A financial conflict of interest may result when the report includes a financial interest in a small business which receives SBIR or STTR funding, and the small business would like to issue a subcontract to the University.  The conflict of interest must be managed by the School’s Designated Institute Official in accordance with the School’s policies and procedures prior to the award initiation. Conflict management plans may include, but is not limited to, the following requirements:

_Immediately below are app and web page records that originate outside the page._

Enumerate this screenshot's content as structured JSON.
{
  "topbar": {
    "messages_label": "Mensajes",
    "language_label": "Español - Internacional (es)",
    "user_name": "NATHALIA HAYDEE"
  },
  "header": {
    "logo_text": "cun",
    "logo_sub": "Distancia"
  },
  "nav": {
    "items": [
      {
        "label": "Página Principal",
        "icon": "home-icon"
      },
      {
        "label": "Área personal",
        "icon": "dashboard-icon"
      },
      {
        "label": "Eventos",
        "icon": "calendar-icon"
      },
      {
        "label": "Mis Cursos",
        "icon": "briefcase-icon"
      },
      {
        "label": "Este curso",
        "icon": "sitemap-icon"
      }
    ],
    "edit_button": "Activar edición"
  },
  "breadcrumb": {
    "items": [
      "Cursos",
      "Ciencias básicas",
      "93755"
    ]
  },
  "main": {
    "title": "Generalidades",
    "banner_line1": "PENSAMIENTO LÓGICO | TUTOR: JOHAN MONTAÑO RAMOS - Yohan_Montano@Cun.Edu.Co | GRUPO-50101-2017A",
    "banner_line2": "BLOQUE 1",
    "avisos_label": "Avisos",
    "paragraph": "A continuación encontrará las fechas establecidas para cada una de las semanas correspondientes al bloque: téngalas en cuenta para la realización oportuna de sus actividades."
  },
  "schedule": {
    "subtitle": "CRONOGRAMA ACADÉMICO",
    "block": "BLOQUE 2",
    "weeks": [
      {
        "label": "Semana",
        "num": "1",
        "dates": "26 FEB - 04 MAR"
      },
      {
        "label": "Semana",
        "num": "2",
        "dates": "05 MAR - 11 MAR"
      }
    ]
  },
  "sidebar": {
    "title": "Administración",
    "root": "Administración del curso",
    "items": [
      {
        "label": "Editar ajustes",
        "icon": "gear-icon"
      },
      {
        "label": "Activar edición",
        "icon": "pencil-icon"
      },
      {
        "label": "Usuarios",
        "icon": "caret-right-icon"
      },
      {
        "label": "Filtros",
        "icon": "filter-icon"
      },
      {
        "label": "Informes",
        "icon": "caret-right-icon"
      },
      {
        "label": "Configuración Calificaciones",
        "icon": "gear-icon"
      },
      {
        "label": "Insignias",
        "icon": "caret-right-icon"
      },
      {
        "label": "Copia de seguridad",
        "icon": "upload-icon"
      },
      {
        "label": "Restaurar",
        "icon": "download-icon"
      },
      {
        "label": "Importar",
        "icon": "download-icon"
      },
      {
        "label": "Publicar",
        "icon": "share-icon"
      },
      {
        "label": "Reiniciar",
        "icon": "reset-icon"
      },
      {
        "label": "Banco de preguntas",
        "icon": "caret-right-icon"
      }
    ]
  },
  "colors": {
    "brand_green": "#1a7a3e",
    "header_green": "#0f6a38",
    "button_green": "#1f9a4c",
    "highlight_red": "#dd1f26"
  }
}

  • Elimination of conflicting role: The investigator may be requested to forgo any fiduciary role with the small business while the proposed research is active.  Alternatively, the investigator may be requested to assign an alternate faculty member to serve as the principal investigator for the University research.
  • Clear delineation of roles: The proposal must clearly delineate the roles of each scientist under the grant.  No individual shall have a scientific role simultaneously in both the small business research and the University research.  In addition, small business research must occur using the small business facilities and personnel rather than University facilities and personnel.  University research may utilize University facilities and personnel. 
  • Outside oversight of science: A University faculty member who does not have a significant financial interest in the small business should be appointed to act as a scientific arbitrator of conflict of interest related concerns for the project.  The arbitrator should serve as a contact for the University personnel and a reviewer of draft manuscripts, presentations, and completed data for possible bias.
  • Increased reporting: In addition to clearly delineating roles in the proposal, more frequent reporting or meetings at the School level may be required.
  • Public disclosure: Written disclosure of a financial interest in the small business shall be required to collaborators and mentees and in publications or other public presentations of research results.

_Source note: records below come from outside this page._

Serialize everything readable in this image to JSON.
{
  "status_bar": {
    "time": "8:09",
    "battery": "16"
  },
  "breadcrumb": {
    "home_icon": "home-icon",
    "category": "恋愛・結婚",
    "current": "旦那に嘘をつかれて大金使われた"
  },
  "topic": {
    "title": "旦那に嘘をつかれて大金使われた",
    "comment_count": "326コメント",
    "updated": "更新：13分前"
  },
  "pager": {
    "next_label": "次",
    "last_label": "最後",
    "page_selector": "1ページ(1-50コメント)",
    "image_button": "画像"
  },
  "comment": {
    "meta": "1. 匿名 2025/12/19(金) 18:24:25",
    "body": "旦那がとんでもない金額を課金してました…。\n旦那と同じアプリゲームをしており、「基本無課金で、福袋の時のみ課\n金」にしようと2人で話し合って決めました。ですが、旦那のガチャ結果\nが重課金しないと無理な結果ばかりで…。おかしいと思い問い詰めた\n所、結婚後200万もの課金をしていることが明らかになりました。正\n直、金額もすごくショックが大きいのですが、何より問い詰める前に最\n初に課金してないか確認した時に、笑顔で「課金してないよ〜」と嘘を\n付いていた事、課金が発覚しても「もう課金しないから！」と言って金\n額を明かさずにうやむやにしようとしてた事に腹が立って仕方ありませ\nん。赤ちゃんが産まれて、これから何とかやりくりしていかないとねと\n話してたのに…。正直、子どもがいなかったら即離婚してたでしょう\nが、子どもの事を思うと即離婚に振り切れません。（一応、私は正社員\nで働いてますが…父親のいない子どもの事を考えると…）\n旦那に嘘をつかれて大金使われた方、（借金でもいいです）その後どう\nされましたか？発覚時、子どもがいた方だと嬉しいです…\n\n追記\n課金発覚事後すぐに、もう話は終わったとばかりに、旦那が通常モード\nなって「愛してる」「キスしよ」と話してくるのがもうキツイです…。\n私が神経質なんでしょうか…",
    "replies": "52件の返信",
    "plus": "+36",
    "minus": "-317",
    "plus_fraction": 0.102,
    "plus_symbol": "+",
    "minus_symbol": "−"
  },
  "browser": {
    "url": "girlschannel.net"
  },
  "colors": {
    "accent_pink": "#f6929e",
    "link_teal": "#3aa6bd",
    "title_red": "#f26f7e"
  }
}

This guidance is applicable to faculty and investigators at the University who participate in an SBIR or STTR collaboration in which they have a significant financial interest, such as serving as a co-founder or having an equity interest in the small business collaborator.  Each of the School’s Designated Institute Official shall manage conflict in accordance with the School’s policies and procedures.


Faculty and Investigators – University faculty and investigators are responsible for submitting their annual financial interest report in accordance with their School’s policies and procedures.  In addition, faculty and investigators should seek advice from their School’s Designated Institute Official to discuss any potential conflict of interest concern.  Faculty and investigators should consult with the Office of Technology Development regarding any potential licensing or intellectual property concerns.

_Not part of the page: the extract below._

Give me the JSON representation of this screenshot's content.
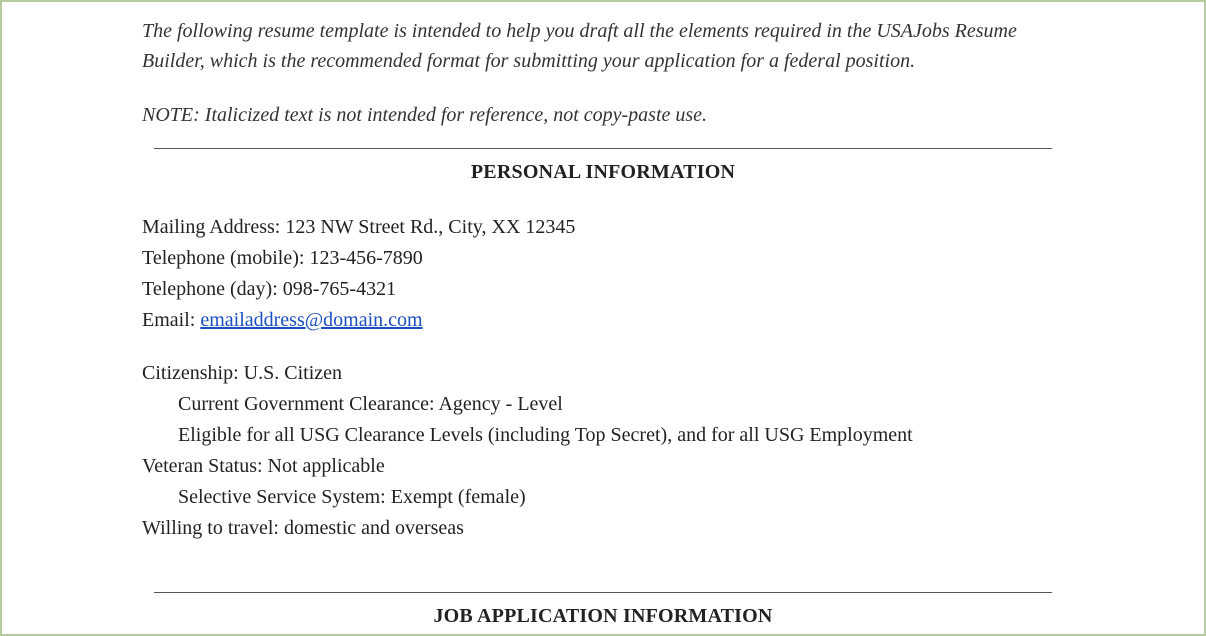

Designated Institute Official – The appropriate School’s Designated Institute Official will manage the conflict of interest in accordance with their School’s policies and procedures.


“Financial conflict of interest (FCOI)” means a significant financial interest that could directly and significantly affect the design, conduct, or reporting of research.

“Investigator” means the project director or principal Investigator and any other person, regardless of title or position, who is responsible for the design, conduct, or reporting of research. 

“Significant Financial Interest” includes, but is not limited to, (1) financial compensation, including travel, from consulting, employment, managerial, and fiduciary relationships that, when aggregated over the preceding twelve months, exceed $5,000; (2) equity and other financial interests above $5,000; (3) equity interests of any amount, or entitlement to the same, in a non-publicly traded, for-profit, entity; and (4) intellectual property rights and interests (e.g. patents, copyrights), upon receipt of income related to such rights and interests.  “Financial compensation” does not include, for example, interests of any amount in diversified financial holdings, or royalties or other remuneration paid by the University.2

Additional Links

School policies and implementation plans may require the disclosure of certain significant non-financial outside interests.

School policies may use a different definition of “significant financial interest”.